Our study is consistent with the results from LeDoux and colleagues [11] and Bourgoin and colleagues [12]. In these studies, the lack of change in any perfusion variable over a range of 20 mmHg in MAP suggests that the patients were within their autoregulatory range. Jhanji and colleagues have recently demonstrated that increasing doses of norepinephrine resulted in an increase in global DO2, and in cutaneous microvascular flow and tissue partial pressure of oxygen (PO2) without significant changes in sublingual microcirculation [18]. They also showed, however, that when MAP was augmented from 70 to 90 mmHg, the MFI, proportion of perfused vessels, and perfused vessel density fell by about 10%. The remarkable similarity between the study by Jhanji and colleagues [18] and the current study emphasizes the reproducibility of the techniques and results.

In addition, our results expand previous knowledge by addressing the variation of interindividual responses. In particular, the change in the perfused capillary density was strongly dependent on the basal state of microcirculation. In this way, perfused capillary density improved in patients with an altered sublingual perfusion at baseline, and decreased in patients with preserved basal microvascular perfusion. Sakr and colleagues described a similar microvascular response to red blood cell transfusion [30]. Other studies have also shown that vasopressors could decrease sublingual microcirculation [31, 32], suggesting that excessive vasoconstriction might be deleterious to microcirculation.

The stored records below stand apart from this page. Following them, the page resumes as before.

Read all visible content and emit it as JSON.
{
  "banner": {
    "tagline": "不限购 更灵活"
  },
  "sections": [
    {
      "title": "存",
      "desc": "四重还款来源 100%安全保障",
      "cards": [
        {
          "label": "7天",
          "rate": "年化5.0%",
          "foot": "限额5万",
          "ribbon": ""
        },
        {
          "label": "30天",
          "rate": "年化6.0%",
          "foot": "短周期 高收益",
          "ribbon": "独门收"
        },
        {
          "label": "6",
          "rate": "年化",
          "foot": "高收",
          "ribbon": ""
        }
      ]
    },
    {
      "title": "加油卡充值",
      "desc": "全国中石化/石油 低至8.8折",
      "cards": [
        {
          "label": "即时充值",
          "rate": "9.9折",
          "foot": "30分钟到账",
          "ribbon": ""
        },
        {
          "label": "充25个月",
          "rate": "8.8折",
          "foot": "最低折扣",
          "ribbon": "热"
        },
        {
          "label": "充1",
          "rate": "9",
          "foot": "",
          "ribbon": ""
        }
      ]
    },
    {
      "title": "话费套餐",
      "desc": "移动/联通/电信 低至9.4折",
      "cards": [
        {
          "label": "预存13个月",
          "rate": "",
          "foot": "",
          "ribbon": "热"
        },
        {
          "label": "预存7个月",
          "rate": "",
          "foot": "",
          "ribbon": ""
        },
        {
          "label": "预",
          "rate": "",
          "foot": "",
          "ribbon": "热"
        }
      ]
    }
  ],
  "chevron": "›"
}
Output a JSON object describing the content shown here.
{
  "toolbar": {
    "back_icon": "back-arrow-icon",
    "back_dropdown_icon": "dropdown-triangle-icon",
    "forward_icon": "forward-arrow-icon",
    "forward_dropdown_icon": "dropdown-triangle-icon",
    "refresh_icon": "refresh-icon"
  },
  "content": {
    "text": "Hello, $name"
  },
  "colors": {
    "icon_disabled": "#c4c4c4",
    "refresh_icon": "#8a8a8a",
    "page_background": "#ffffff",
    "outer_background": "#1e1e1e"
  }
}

Our study has several limitations. First, this observational study lacks a control group. Each patient, therefore, served as his/her own control. Second, the number of patients included in this study was small. Despite the sample size, significant changes in hemodynamic variables developed. Conversely, most parameters related to tissue perfusion and oxygenation remained unchanged or had a trend to worsen. Third, the infusion period was short. A longer period might have allowed the appearance of changes not observed in the present study. Nevertheless, most norepinephrine effects on hemodynamics and on tissue perfusion and oxygenation are expected to be evident within a few minutes. In addition, the short half-life of norepinephrine allows a new steady state to be reached in its plasmatic levels a few minutes after a change in the infusion rate [33]. In fact, several hemodynamic changes appeared shortly after each dose modification. Moreover, the infusion period was deliberately kept short, to avoid the background effects of changes in the underlying conditions of the patients. With longer periods of evaluation, a time effect with spontaneous changes of the studied variables related to the natural history of the disease might not be ruled out. Finally, as a different behaviour of microcirculatory beds is a characteristic of sepsis [3, 34], this study does not address the response of other territories to increasing MAP.

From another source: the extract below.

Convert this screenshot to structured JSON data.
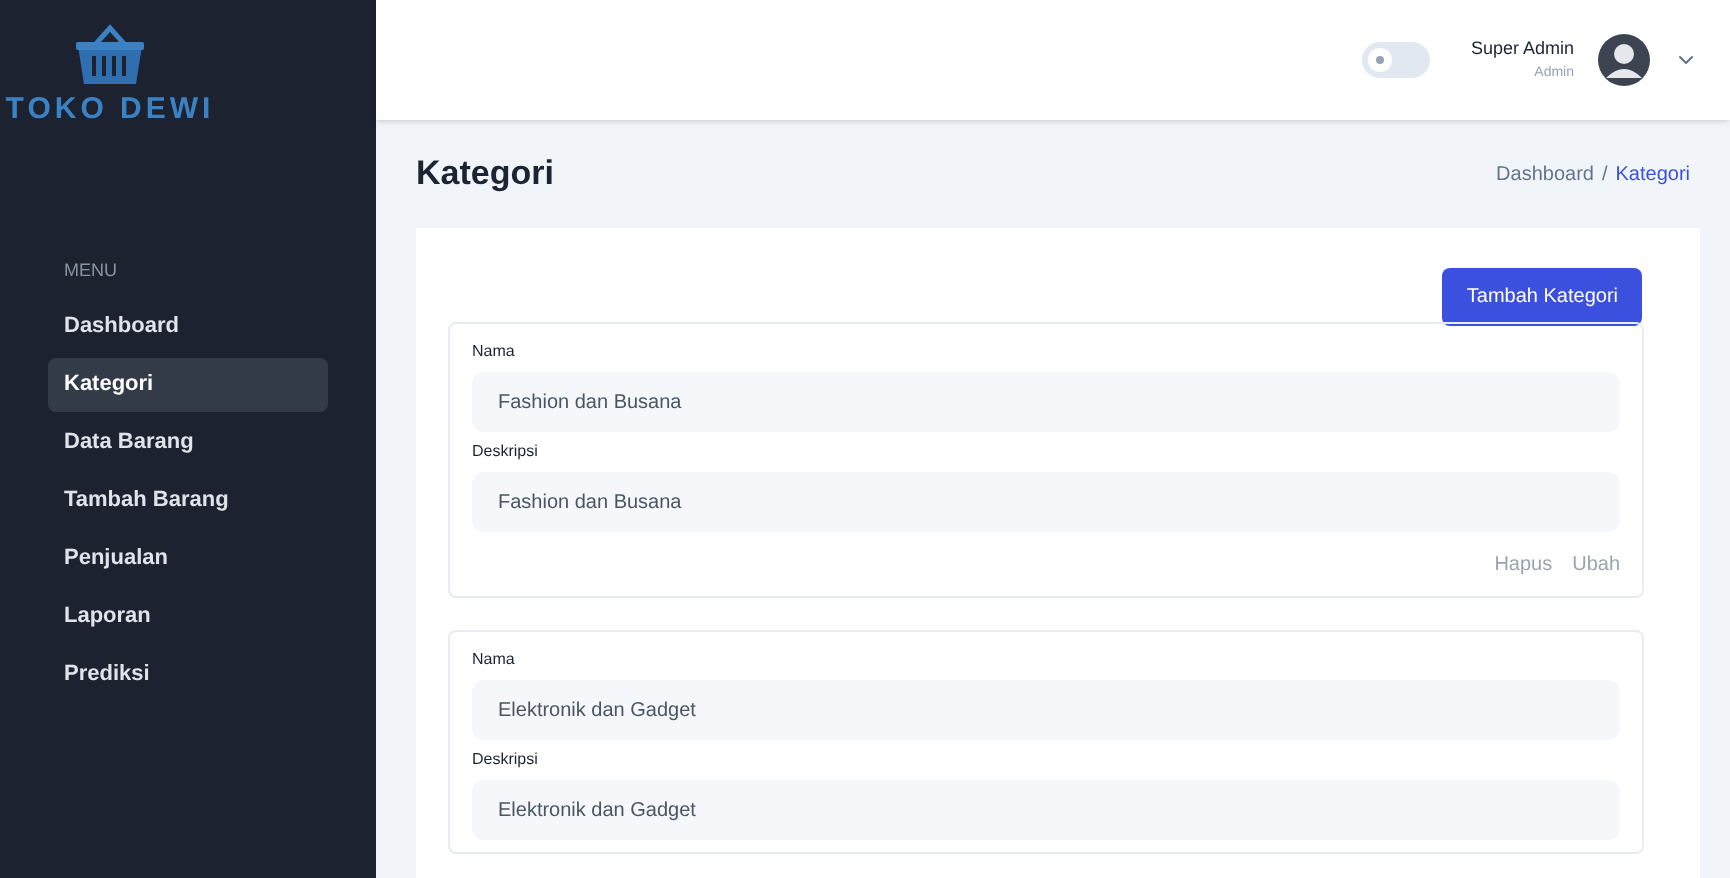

In this observational study, patients with septic shock showed severe microcirculatory alterations that failed to improve with the increases in MAP with norepinephrine. Furthermore, linear trend analysis showed reductions in the capillary and in the perfused capillary densities. Nevertheless, interindividual responses could be quite variable and dependent on the basal state of the microcirculation. Our results suggest that the increase in MAP above 65 mmHg is not a straightforward treatment to improve microvascular perfusion. It might be harmful for some patients, while benefiting others. Studies including greater numbers of patients are needed to determine the usefulness of individual titration of vasopressor therapy on sublingual microcirculation.

Key messages

  • Patients with septic shock showed severe microcirculatory abnormalities that an increase in MAP with norepinephrine globally failed to improve.

  • The change in the perfused capillary density was strongly dependent on the basal state of the microcirculation. Thus, perfused capillary density improved in patients with an altered sublingual perfusion at baseline, and decreased in patients with preserved basal microvascular perfusion.